Helium was implanted into Cz 〈111〉 p-type silicon wafers at 40 keV for various doses between 1×1016 He+ cm−2 and 1×1017 He+ cm−2. Furnace Anneals were subsequently applied at temperatures ranging from 650 °C up to 1000 °C. The optical models for the as-implanted samples are based on the coupled half-Gaussian model developed by Fried et al. As point defects and cavities coexist in the as-implanted sample, the original model combining two half-Gaussian profiles was modified. Both the distributions of point defects and cavities were described by Gaussian profiles in the new model, each of them using two coupled half-Gaussians. The optical model allows the overlapping of the profiles of defects and cavities. A fitting procedure, called ‘multiple random search’, was applied to minimize the probability of getting in a local minimum. Using this new model, the measured spectra were well fitted, while there was no acceptable fit possible with conventional models. The annealed samples could be well described by cavity profiles only. Different models were investigated including Gaussian profiles or profiles with arbitrary distributions using independent volume fractions of cavities in the sub-layers. The results were crosschecked by transmission electron microscopy micrographs, showing a good agreement.

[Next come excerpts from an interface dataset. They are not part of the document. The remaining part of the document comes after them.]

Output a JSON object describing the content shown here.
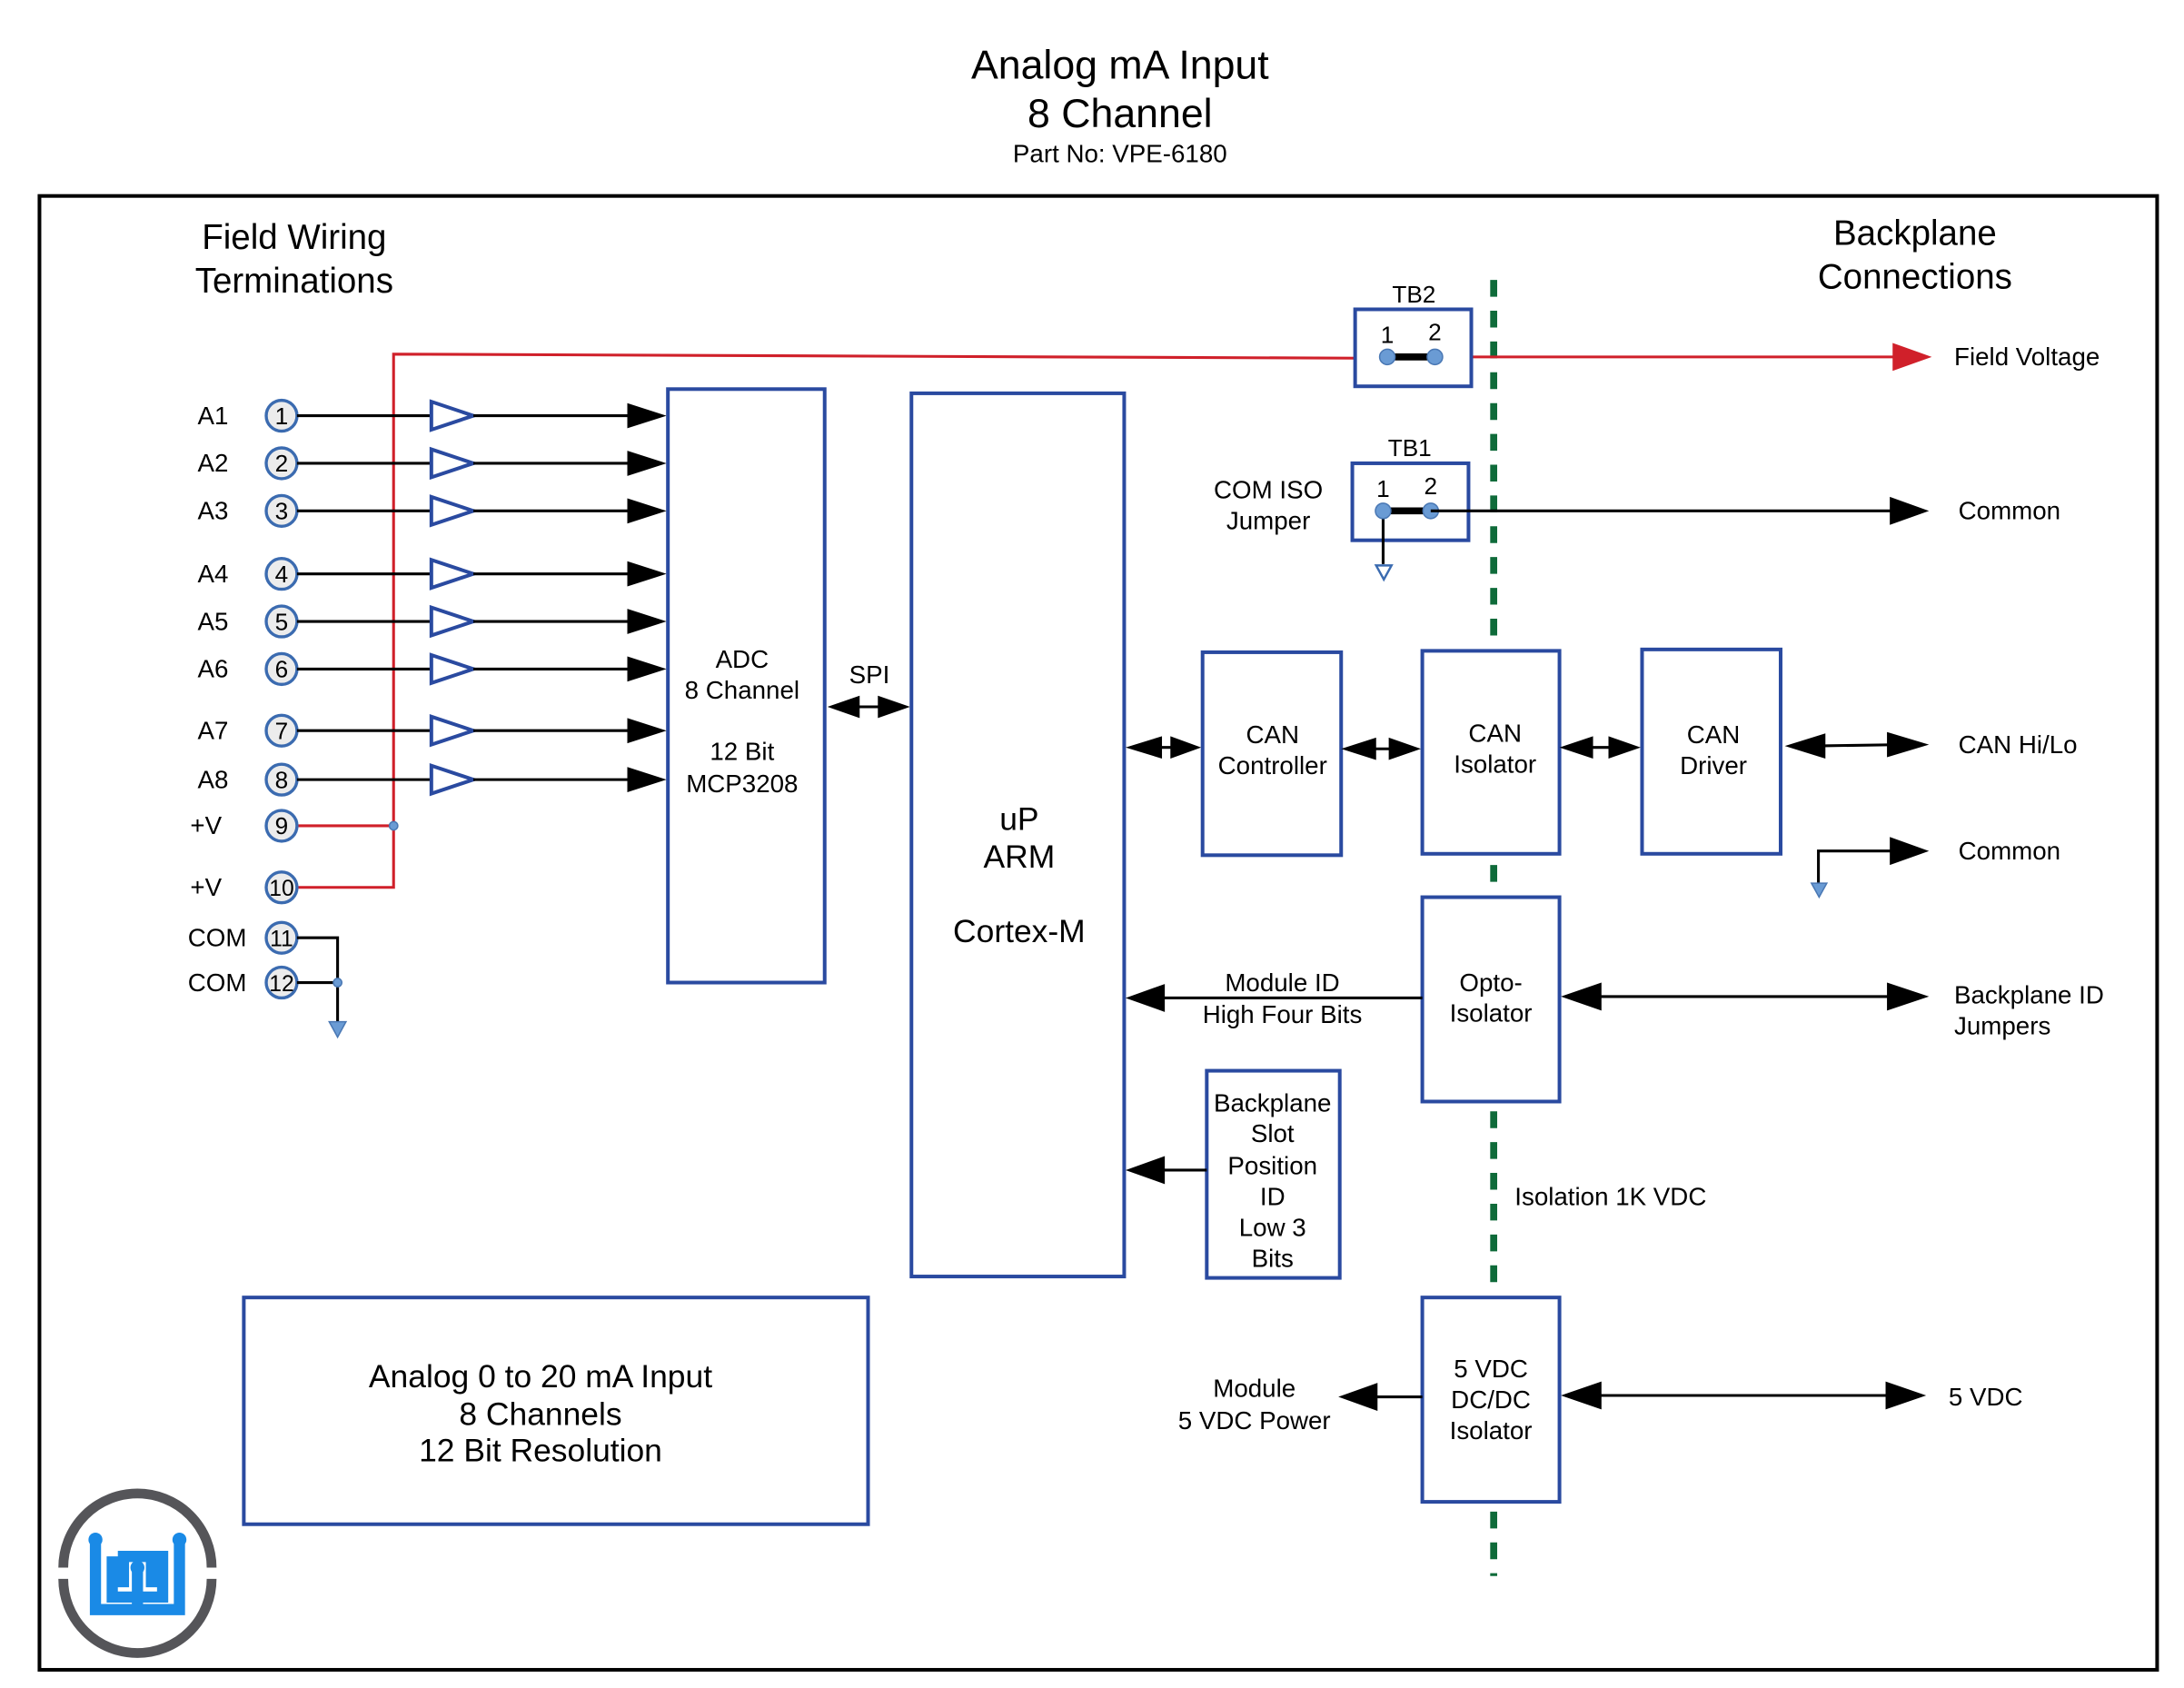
{
  "title": {
    "line1": "Analog mA Input",
    "line2": "8 Channel",
    "part_no": "Part No: VPE-6180"
  },
  "sections": {
    "field_line1": "Field Wiring",
    "field_line2": "Terminations",
    "backplane_line1": "Backplane",
    "backplane_line2": "Connections"
  },
  "terminals": [
    {
      "label": "A1",
      "num": "1"
    },
    {
      "label": "A2",
      "num": "2"
    },
    {
      "label": "A3",
      "num": "3"
    },
    {
      "label": "A4",
      "num": "4"
    },
    {
      "label": "A5",
      "num": "5"
    },
    {
      "label": "A6",
      "num": "6"
    },
    {
      "label": "A7",
      "num": "7"
    },
    {
      "label": "A8",
      "num": "8"
    },
    {
      "label": "+V",
      "num": "9"
    },
    {
      "label": "+V",
      "num": "10"
    },
    {
      "label": "COM",
      "num": "11"
    },
    {
      "label": "COM",
      "num": "12"
    }
  ],
  "blocks": {
    "adc": {
      "l1": "ADC",
      "l2": "8 Channel",
      "l3": "12 Bit",
      "l4": "MCP3208"
    },
    "spi": "SPI",
    "up": {
      "l1": "uP",
      "l2": "ARM",
      "l3": "Cortex-M"
    },
    "can_controller": {
      "l1": "CAN",
      "l2": "Controller"
    },
    "can_isolator": {
      "l1": "CAN",
      "l2": "Isolator"
    },
    "can_driver": {
      "l1": "CAN",
      "l2": "Driver"
    },
    "opto": {
      "l1": "Opto-",
      "l2": "Isolator"
    },
    "slot": {
      "l1": "Backplane",
      "l2": "Slot",
      "l3": "Position",
      "l4": "ID",
      "l5": "Low 3",
      "l6": "Bits"
    },
    "dcdc": {
      "l1": "5 VDC",
      "l2": "DC/DC",
      "l3": "Isolator"
    },
    "summary": {
      "l1": "Analog 0 to 20 mA Input",
      "l2": "8 Channels",
      "l3": "12 Bit Resolution"
    }
  },
  "jumpers": {
    "tb2": {
      "name": "TB2",
      "p1": "1",
      "p2": "2"
    },
    "tb1": {
      "name": "TB1",
      "p1": "1",
      "p2": "2"
    },
    "com_iso_l1": "COM ISO",
    "com_iso_l2": "Jumper"
  },
  "signals": {
    "module_id_l1": "Module ID",
    "module_id_l2": "High Four Bits",
    "module_power_l1": "Module",
    "module_power_l2": "5 VDC Power",
    "isolation": "Isolation 1K VDC"
  },
  "outputs": {
    "field_voltage": "Field Voltage",
    "common1": "Common",
    "can_hilo": "CAN Hi/Lo",
    "common2": "Common",
    "backplane_id_l1": "Backplane ID",
    "backplane_id_l2": "Jumpers",
    "vdc5": "5 VDC"
  },
  "colors": {
    "block_border": "#2a4aa0",
    "field_voltage_line": "#d0202a",
    "isolation_barrier": "#0f6b3a",
    "logo_ring": "#555559",
    "logo_mark": "#1a8ae6"
  }
}
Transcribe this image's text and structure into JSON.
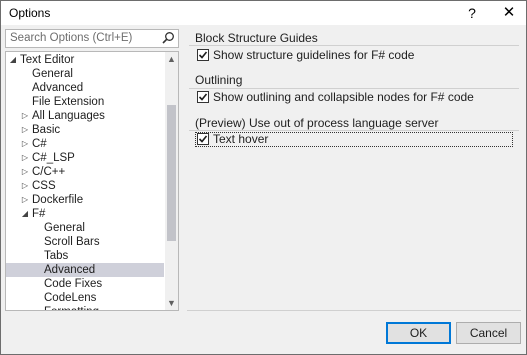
{
  "window": {
    "title": "Options",
    "help_glyph": "?",
    "close_glyph": "✕"
  },
  "search": {
    "placeholder": "Search Options (Ctrl+E)"
  },
  "tree": {
    "items": [
      {
        "label": "Text Editor",
        "level": 0,
        "expander": "expanded",
        "selected": false
      },
      {
        "label": "General",
        "level": 1,
        "expander": "none",
        "selected": false
      },
      {
        "label": "Advanced",
        "level": 1,
        "expander": "none",
        "selected": false
      },
      {
        "label": "File Extension",
        "level": 1,
        "expander": "none",
        "selected": false
      },
      {
        "label": "All Languages",
        "level": 1,
        "expander": "collapsed",
        "selected": false
      },
      {
        "label": "Basic",
        "level": 1,
        "expander": "collapsed",
        "selected": false
      },
      {
        "label": "C#",
        "level": 1,
        "expander": "collapsed",
        "selected": false
      },
      {
        "label": "C#_LSP",
        "level": 1,
        "expander": "collapsed",
        "selected": false
      },
      {
        "label": "C/C++",
        "level": 1,
        "expander": "collapsed",
        "selected": false
      },
      {
        "label": "CSS",
        "level": 1,
        "expander": "collapsed",
        "selected": false
      },
      {
        "label": "Dockerfile",
        "level": 1,
        "expander": "collapsed",
        "selected": false
      },
      {
        "label": "F#",
        "level": 1,
        "expander": "expanded",
        "selected": false
      },
      {
        "label": "General",
        "level": 2,
        "expander": "none",
        "selected": false
      },
      {
        "label": "Scroll Bars",
        "level": 2,
        "expander": "none",
        "selected": false
      },
      {
        "label": "Tabs",
        "level": 2,
        "expander": "none",
        "selected": false
      },
      {
        "label": "Advanced",
        "level": 2,
        "expander": "none",
        "selected": true
      },
      {
        "label": "Code Fixes",
        "level": 2,
        "expander": "none",
        "selected": false
      },
      {
        "label": "CodeLens",
        "level": 2,
        "expander": "none",
        "selected": false
      },
      {
        "label": "Formatting",
        "level": 2,
        "expander": "none",
        "selected": false
      }
    ]
  },
  "sections": {
    "block": {
      "header": "Block Structure Guides",
      "option": "Show structure guidelines for F# code",
      "checked": true
    },
    "outlining": {
      "header": "Outlining",
      "option": "Show outlining and collapsible nodes for F# code",
      "checked": true
    },
    "lsp": {
      "header": "(Preview) Use out of process language server",
      "option": "Text hover",
      "checked": true
    }
  },
  "buttons": {
    "ok": "OK",
    "cancel": "Cancel"
  },
  "colors": {
    "selection": "#cfd0da",
    "primary_border": "#0078d7"
  }
}
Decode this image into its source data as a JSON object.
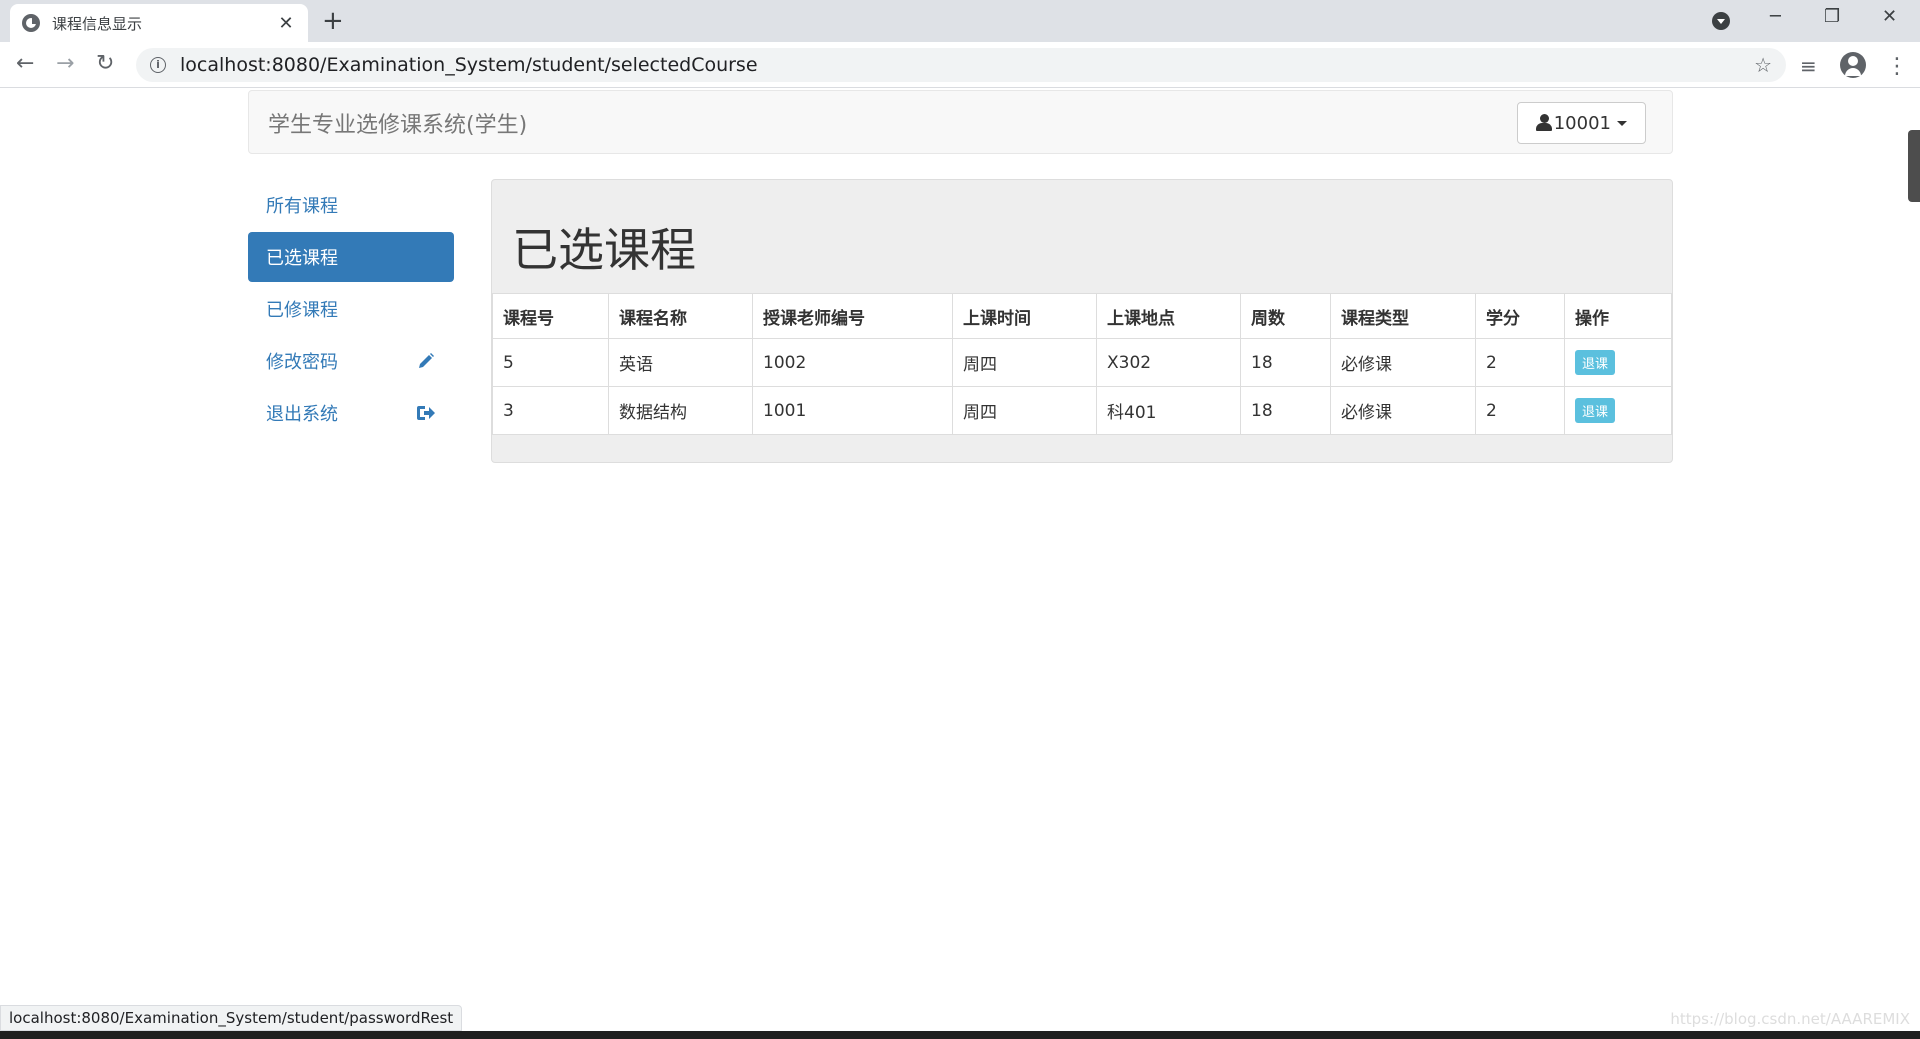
{
  "browser": {
    "tab_title": "课程信息显示",
    "tab_close": "✕",
    "new_tab": "+",
    "url": "localhost:8080/Examination_System/student/selectedCourse",
    "status_url": "localhost:8080/Examination_System/student/passwordRest",
    "controls": {
      "minimize": "─",
      "restore": "❐",
      "close": "✕"
    },
    "nav": {
      "back": "←",
      "forward": "→",
      "reload": "↻",
      "star": "☆",
      "media": "≡",
      "menu": "⋮"
    },
    "watermark": "https://blog.csdn.net/AAAREMIX"
  },
  "navbar": {
    "brand": "学生专业选修课系统(学生)",
    "user": "10001"
  },
  "sidebar": {
    "items": [
      {
        "label": "所有课程",
        "active": false,
        "icon": ""
      },
      {
        "label": "已选课程",
        "active": true,
        "icon": ""
      },
      {
        "label": "已修课程",
        "active": false,
        "icon": ""
      },
      {
        "label": "修改密码",
        "active": false,
        "icon": "pencil-icon"
      },
      {
        "label": "退出系统",
        "active": false,
        "icon": "logout-icon"
      }
    ]
  },
  "main": {
    "title": "已选课程",
    "columns": [
      "课程号",
      "课程名称",
      "授课老师编号",
      "上课时间",
      "上课地点",
      "周数",
      "课程类型",
      "学分",
      "操作"
    ],
    "rows": [
      {
        "cells": [
          "5",
          "英语",
          "1002",
          "周四",
          "X302",
          "18",
          "必修课",
          "2"
        ],
        "action": "退课"
      },
      {
        "cells": [
          "3",
          "数据结构",
          "1001",
          "周四",
          "科401",
          "18",
          "必修课",
          "2"
        ],
        "action": "退课"
      }
    ]
  },
  "colors": {
    "primary": "#337ab7",
    "info": "#5bc0de"
  }
}
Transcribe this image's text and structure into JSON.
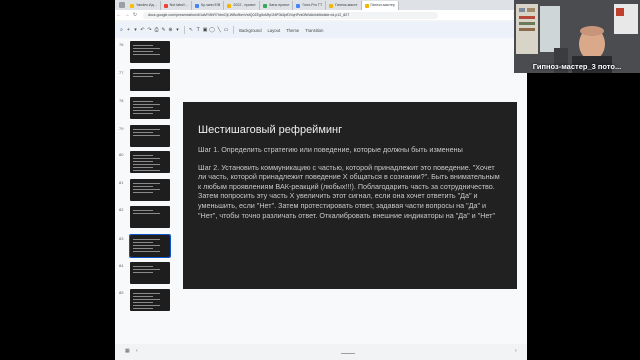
{
  "browser": {
    "tabs": [
      {
        "label": "Yandex.Ид...",
        "favicon_color": "#fbbc04"
      },
      {
        "label": "Not tabs!!...",
        "favicon_color": "#ea4335"
      },
      {
        "label": "Ку-чкни Е!B",
        "favicon_color": "#4285f4"
      },
      {
        "label": "2022 - проект",
        "favicon_color": "#f4b400"
      },
      {
        "label": "Чаты проект",
        "favicon_color": "#34a853"
      },
      {
        "label": "Голо.Pro TT",
        "favicon_color": "#4285f4"
      },
      {
        "label": "Гипноз-масте",
        "favicon_color": "#f4b400"
      },
      {
        "label": "Гипноз-мастер",
        "favicon_color": "#f4b400",
        "active": true
      }
    ],
    "url": "docs.google.com/presentation/d/1aMY8hR7hbnOjI-WBo9bmVsfQ0ZEg5oMfp1NlF0k3pfDVqrtPzk0lWdA/edit#slide=id.p12_827"
  },
  "toolbar": {
    "items": [
      "Background",
      "Layout",
      "Theme",
      "Transition"
    ]
  },
  "filmstrip": {
    "slide_numbers": [
      "76",
      "77",
      "78",
      "79",
      "80",
      "81",
      "82",
      "83",
      "84",
      "85"
    ],
    "selected_index": 7
  },
  "slide": {
    "title": "Шестишаговый рефрейминг",
    "paragraphs": [
      "Шаг 1. Определить стратегию или поведение, которые должны быть изменены",
      "Шаг 2. Установить коммуникацию с частью, которой принадлежит это поведение. \"Хочет ли часть, которой принадлежит поведение Х общаться в сознании?\". Быть внимательным к любым проявлениям ВАК-реакций (любых!!!). Поблагодарить часть за сотрудничество. Затем попросить эту часть Х увеличить этот сигнал, если она хочет ответить \"Да\" и уменьшить, если \"Нет\". Затем протестировать ответ, задавая части вопросы на \"Да\" и \"Нет\", чтобы точно различать ответ. Откалибровать внешние индикаторы на \"Да\" и \"Нет\""
    ]
  },
  "webcam": {
    "caption": "Гипноз-мастер_3 пото..."
  }
}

  • E Agocs
  • P Petrik
  • M Fried
  • A G Nassiopoulou
E. Agocs, P. Petrik, M. Fried and A. G. Nassiopoulou, Mater. Res. Soc. Symp. Proc. 1321 (2012) 367.
  • D Alquier
  • F Roqueta
  • L Ventura
  • F Cayrel
  • C Dubois
  • R Jérisian
D. Alquier, F. Roqueta, L. Ventura, F. Cayrel, C. Dubois and R. Jérisian, Jpn. J. Appl. Phys. 41(2002) 3625.
  • G E Jellison
  • M F Chrisholm
  • S M Gorgatkin
G. E. Jellison Jr., M. F. Chrisholm, S. M. Gorgatkin, Appl. Phys. Lett. 62 (1993) 3348.
  • D Alquier
  • F Cayrel
  • O Menard
  • A.-E Bazin
  • A Yvon
  • E Collard
D. Alquier, F. Cayrel, O. Menard, A.-E. Bazin, A. Yvon, E. Collard, Jpn. J. Appl. Phys. 51 (2012) 01AG08.
  • O Marcelot
  • A Claverie
  • M Gavelle
  • F Cristiano
  • F Cayrel
  • D Alquier
  • W Lerch
  • S Paul
  • L Rubin
  • H Jaouen
  • C Armand
O. Marcelot, A. Claverie, M. Gavelle, F. Cristiano, F. Cayrel, D. Alquier, W. Lerch, S. Paul, L. Rubin, H. Jaouen, C. Armand, Nucl. Instrum. Methods Phys. Res. B 257 (2007) 249.
  • F Cayrel
  • D Alquier
  • C Dubois
  • R Jérisian
F. Cayrel, D. Alquier, C. Dubois and R. Jérisian, Mater. Sci. Eng. B 124 (2005) 271.
  • F Cayrel
  • D Alquier
  • D Mathiot
  • L Ventura
  • F Roqueta
  • G Gaudin
  • R Jérisian
F. Cayrel, D. Alquier, D. Mathiot, L. Ventura, F. Roqueta, G. Gaudin and R. Jérisian, Nucl. Instrum. Methods Phys. Res. B 216 (2004) 291.
  • T Lohner
  • E Kotai
  • N Q Khanh
  • Z Toth
  • M Fried
  • K Vedam
  • N V Nguyen
  • L J Hanekamp
  • A Van Silfhout
T. Lohner, E. Kotai, N.Q. Khanh, Z. Toth, M. Fried, K. Vedam, N.V. Nguyen, L.J. Hanekamp, A. van Silfhout, Nucl. Instrum. Methods Phys. Res. B 85 (1994) 335.